A good working definition of a blog is simply a journal or newsletter that is frequently updated and intended for the timely reading. It often provides opportunities for unfiltered and immediate feedback, sports an informal or even partisan attitude, and is written in a more personal style than traditional press outlets.
Blogs come in all shapes and subjects, from the maunderings of troubled teen souls to displays of classical photography to breaking news and commentary. They can be online journals, locked with a password shared by a few trusted friends, or they can be page after page of source code, sharing useful and free computer programs with the world Forbes.
A blog may be an online journal tangential to a company’s main business, where users of a company’s products give feedback and ask for help. Blogs can be hosted by single individuals, shared by teams, or produced by entire companies. They may be hosted on a dedicated blog server using fancy templates or lovingly hand-crafted in HTML on a page that resembles a bulletin board.

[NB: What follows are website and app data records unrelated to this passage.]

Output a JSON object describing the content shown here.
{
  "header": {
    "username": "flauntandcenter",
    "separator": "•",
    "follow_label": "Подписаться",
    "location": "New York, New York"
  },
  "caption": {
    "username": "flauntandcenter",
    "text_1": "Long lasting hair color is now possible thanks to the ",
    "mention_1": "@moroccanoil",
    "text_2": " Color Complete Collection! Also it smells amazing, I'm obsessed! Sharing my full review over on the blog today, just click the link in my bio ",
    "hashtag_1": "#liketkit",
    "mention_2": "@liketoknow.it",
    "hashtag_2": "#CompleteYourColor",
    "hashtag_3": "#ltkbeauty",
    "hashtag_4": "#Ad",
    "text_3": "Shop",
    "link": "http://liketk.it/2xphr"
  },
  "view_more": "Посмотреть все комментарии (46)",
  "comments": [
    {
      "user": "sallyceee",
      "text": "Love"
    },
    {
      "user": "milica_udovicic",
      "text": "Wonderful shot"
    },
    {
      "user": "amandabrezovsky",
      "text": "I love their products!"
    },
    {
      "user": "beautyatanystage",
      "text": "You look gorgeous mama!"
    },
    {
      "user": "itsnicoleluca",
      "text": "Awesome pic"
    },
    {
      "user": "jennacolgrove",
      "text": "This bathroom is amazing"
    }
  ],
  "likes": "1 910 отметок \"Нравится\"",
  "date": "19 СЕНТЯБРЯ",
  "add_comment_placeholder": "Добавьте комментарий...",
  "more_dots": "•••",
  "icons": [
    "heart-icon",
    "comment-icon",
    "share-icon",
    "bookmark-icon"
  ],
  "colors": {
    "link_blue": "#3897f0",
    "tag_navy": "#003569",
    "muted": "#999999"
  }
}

But a blog is not simply a syndicated column or a newspaper that is online. Many news outlets feature their content online and even allow readers to respond to stories. However, the newspaper’s business does not change just because it has a new medium. Editors and writers still do the same jobs they did before the advent of online distribution; the newspaper does not view itself as any different from what it always was.
And perhaps therein lies the difference: attitude. The newspaper sees itself as presenting all the news that’s fit to print, written by objective professionals, while the blogger sees himself as presenting a piece of his own world and his own expertise from his own perspective.
As blogs become more popular, more columnists are becoming bloggers and more bloggers are becoming professional in what they write. Perhaps in a few years, the distinction between the Old Media and the New will be irrelevant in the mind of writers.
The number of individual blogs has topped 20 million and readership is exploding. In fact, the trade magazine Ad Age reports that during 2005 alone, American workers will spend the equivalent of 551,000 years reading blogs, rumor sheets, and online diaries.